■ **Problem to work on**
Give back the full set of entries exactly, keeping each line intact.

■ **Records to use**
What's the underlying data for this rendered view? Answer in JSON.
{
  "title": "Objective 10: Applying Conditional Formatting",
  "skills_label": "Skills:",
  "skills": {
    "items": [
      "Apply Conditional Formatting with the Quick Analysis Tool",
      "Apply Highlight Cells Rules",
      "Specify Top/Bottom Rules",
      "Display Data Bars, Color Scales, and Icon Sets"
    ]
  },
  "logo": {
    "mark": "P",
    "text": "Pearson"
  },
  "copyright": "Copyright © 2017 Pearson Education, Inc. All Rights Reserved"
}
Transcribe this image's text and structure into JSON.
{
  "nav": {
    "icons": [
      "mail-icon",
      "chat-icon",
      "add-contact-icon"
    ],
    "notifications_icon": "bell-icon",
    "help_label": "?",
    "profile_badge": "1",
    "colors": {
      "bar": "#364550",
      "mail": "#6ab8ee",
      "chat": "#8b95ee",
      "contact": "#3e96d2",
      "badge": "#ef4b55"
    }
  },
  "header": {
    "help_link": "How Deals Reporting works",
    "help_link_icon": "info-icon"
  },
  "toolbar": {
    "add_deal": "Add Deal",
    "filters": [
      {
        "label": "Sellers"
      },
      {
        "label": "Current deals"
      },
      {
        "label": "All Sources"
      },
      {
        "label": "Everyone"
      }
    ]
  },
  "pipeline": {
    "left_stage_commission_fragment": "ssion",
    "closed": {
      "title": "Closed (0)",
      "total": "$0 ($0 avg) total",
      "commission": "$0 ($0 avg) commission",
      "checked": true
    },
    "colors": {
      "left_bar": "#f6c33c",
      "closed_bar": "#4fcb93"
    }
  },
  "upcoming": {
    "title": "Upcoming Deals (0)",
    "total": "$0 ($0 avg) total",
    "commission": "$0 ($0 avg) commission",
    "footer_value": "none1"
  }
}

■ **Expected output**
What's the underlying data for this rendered view? Answer in JSON.
{
  "title": "Objective 10: Applying Conditional Formatting",
  "skills_label": "Skills:",
  "skills": {
    "items": [
      "Apply Conditional Formatting with the Quick Analysis Tool",
      "Apply Highlight Cells Rules",
      "Specify Top/Bottom Rules",
      "Display Data Bars, Color Scales, and Icon Sets"
    ]
  },
  "logo": {
    "mark": "P",
    "text": "Pearson"
  },
  "copyright": "Copyright © 2017 Pearson Education, Inc. All Rights Reserved"
}
Transcribe this image's text and structure into JSON.
{
  "nav": {
    "icons": [
      "mail-icon",
      "chat-icon",
      "add-contact-icon"
    ],
    "notifications_icon": "bell-icon",
    "help_label": "?",
    "profile_badge": "1",
    "colors": {
      "bar": "#364550",
      "mail": "#6ab8ee",
      "chat": "#8b95ee",
      "contact": "#3e96d2",
      "badge": "#ef4b55"
    }
  },
  "header": {
    "help_link": "How Deals Reporting works",
    "help_link_icon": "info-icon"
  },
  "toolbar": {
    "add_deal": "Add Deal",
    "filters": [
      {
        "label": "Sellers"
      },
      {
        "label": "Current deals"
      },
      {
        "label": "All Sources"
      },
      {
        "label": "Everyone"
      }
    ]
  },
  "pipeline": {
    "left_stage_commission_fragment": "ssion",
    "closed": {
      "title": "Closed (0)",
      "total": "$0 ($0 avg) total",
      "commission": "$0 ($0 avg) commission",
      "checked": true
    },
    "colors": {
      "left_bar": "#f6c33c",
      "closed_bar": "#4fcb93"
    }
  },
  "upcoming": {
    "title": "Upcoming Deals (0)",
    "total": "$0 ($0 avg) total",
    "commission": "$0 ($0 avg) commission",
    "footer_value": "none1"
  }
}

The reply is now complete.